  • The global land temperature was the 10th highest for December-February on record and highest for the period since 2009, at 1.57°F (0.87°C) above the 20th century average of 46.4°F (8.1°C). The margin of error is +/- 0.40°F (0.22°C).
  • The Southern Hemisphere middle latitude land areas were record warm for austral summer. The Northern Hemisphere land areas ranked as 11th warmest, with some sharp north-south patterns in the polar jet stream that contributed to below-average temperatures in some regions and above-average temperatures in others.
    • Summer 2013/14 was warmer than average for Australia, with a nationally-averaged temperature that was 0.81°F (0.45°C) above the 1961-1990 average. This marks the 15th warmest summer for the country since records began in 1910 and is cooler compared with last year's record-setting summer that was 2.59°F (1.44°C) above average. This summer, New South Wales, Victoria, and South Australia all observed summer temperatures among their eight warmest on record, while the Northern Territory had its 28th coldest (77th warmest) average summer temperature on record.
    • Austria observed its second warmest winter in the country's 247-year period of record, behind only the winter of 2006/07, at 4.9°F (2.7°C) above the 1981-2010 average. Switzerland had its third warmest winter since national records began in 1864, while winter 2013/14 in the Netherlands tied with 1990 for its second warmest since national records began in 1901.
    • In northern Europe, Denmark reported its fifth warmest winter for 2013/14 since records began in 1874, at 6.7°F (3.7°C) above average.
    • The United States, conversely, had its 34th coldest winter in its 119-year period of record, at 1.0°F (0.6°C) below average, the coldest winter since 2009/10.
  • For the ocean, the December-February global sea surface temperature was 0.83°F (0.46°C), above the 20th century average of 60.7°F (16.0°C), tying with 2005 as the sixth highest for December-February on record. The margin of error is +/- 0.07°F (0.04°C). Similar to February, the average Northern Hemisphere ocean surface temperature outside the tropics (20°N-90°N) was also record warm for the winter season.

Monday, January 20, 2014

Lincoln, NE, January Max Temperature 1887-2014

January 19, 2014 saw a new record high of 66F in Lincoln, NE breaking the old record of 65F set over 100 years ago in 1895.

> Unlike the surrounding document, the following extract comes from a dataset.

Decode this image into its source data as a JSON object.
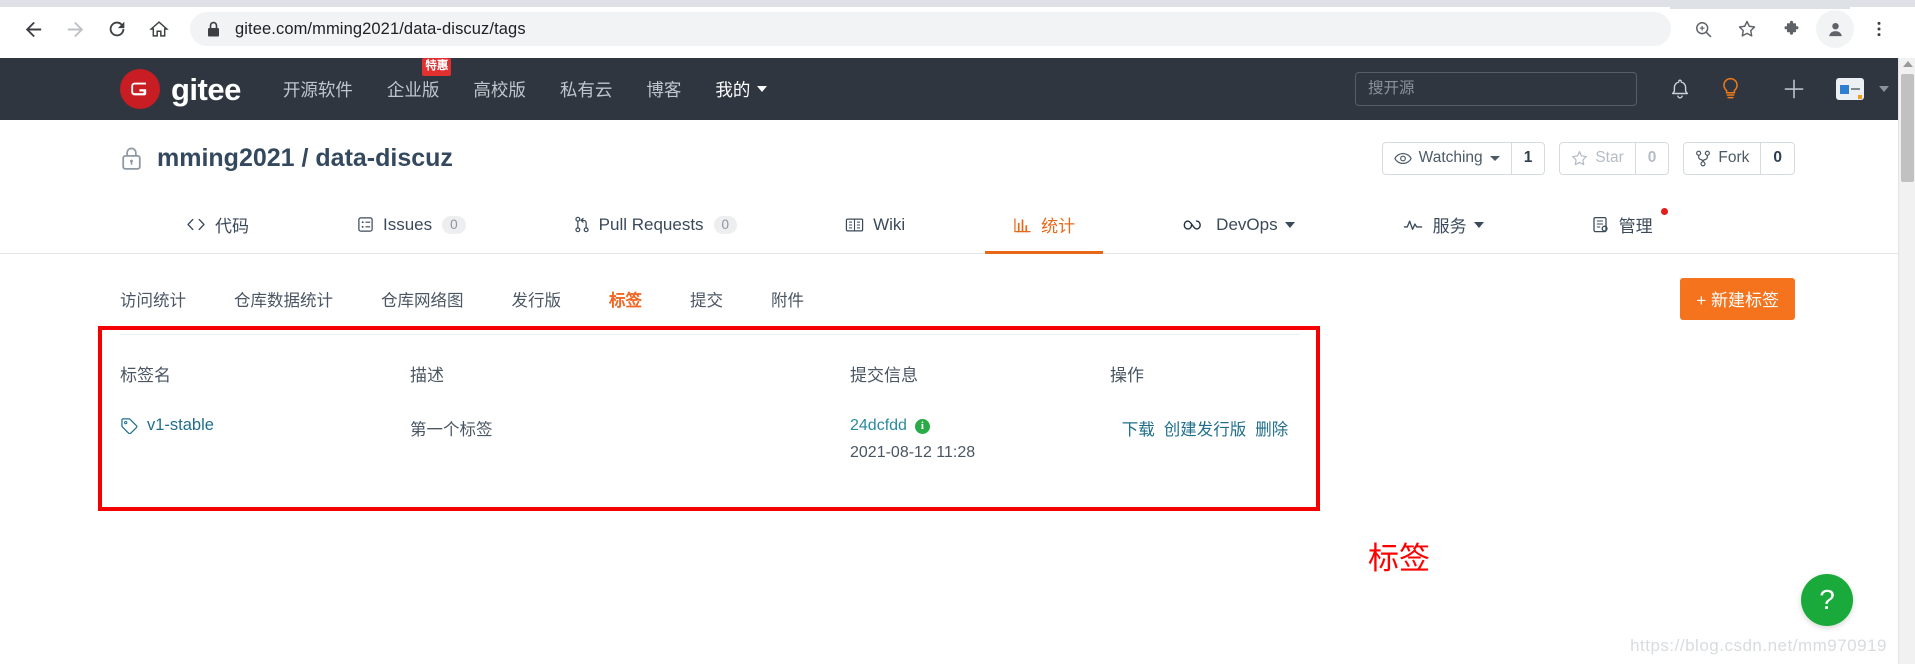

This raises an interesting question.... how common is it to have temperatures this warm in January?  And is there any trend in the frequency of these warm January temperatures?

Lincoln daily temperature data extend from January 1887 to January 2014.  The following graph shows the warmest temperature during each January during this 128 year time period.

The 66F observed on January 19, 2014 is not the warmest recorded January temperature in Lincoln, NE.  The warmest January temperature observed in Lincoln during this time period is 73F set on January 10,1990.

There were 12 months of January which hit 66F or higher since 1981 (34 years) however,
only 9 months of January hit 66F or higher during the period 1887-1980 (94 years).

1981-2014 Percent of Januaries that saw at least 66F or higher = 12/34 = 35.3 %
1887-1980 Percent of Januaries that saw at least 66F or higher = 9/94 = 9.6%

Clearly the probability of having a January temperature of 66F or higher is greater during the more recent time period.

Breaking this down by 20 year time periods for the highest temperature observed in each January:
20 Years       Frequency  66F or Higher

1995-2014     6
1975-1994     6
1955-1974     1
1935-1954     3
1915-1934     4
1905-1924     0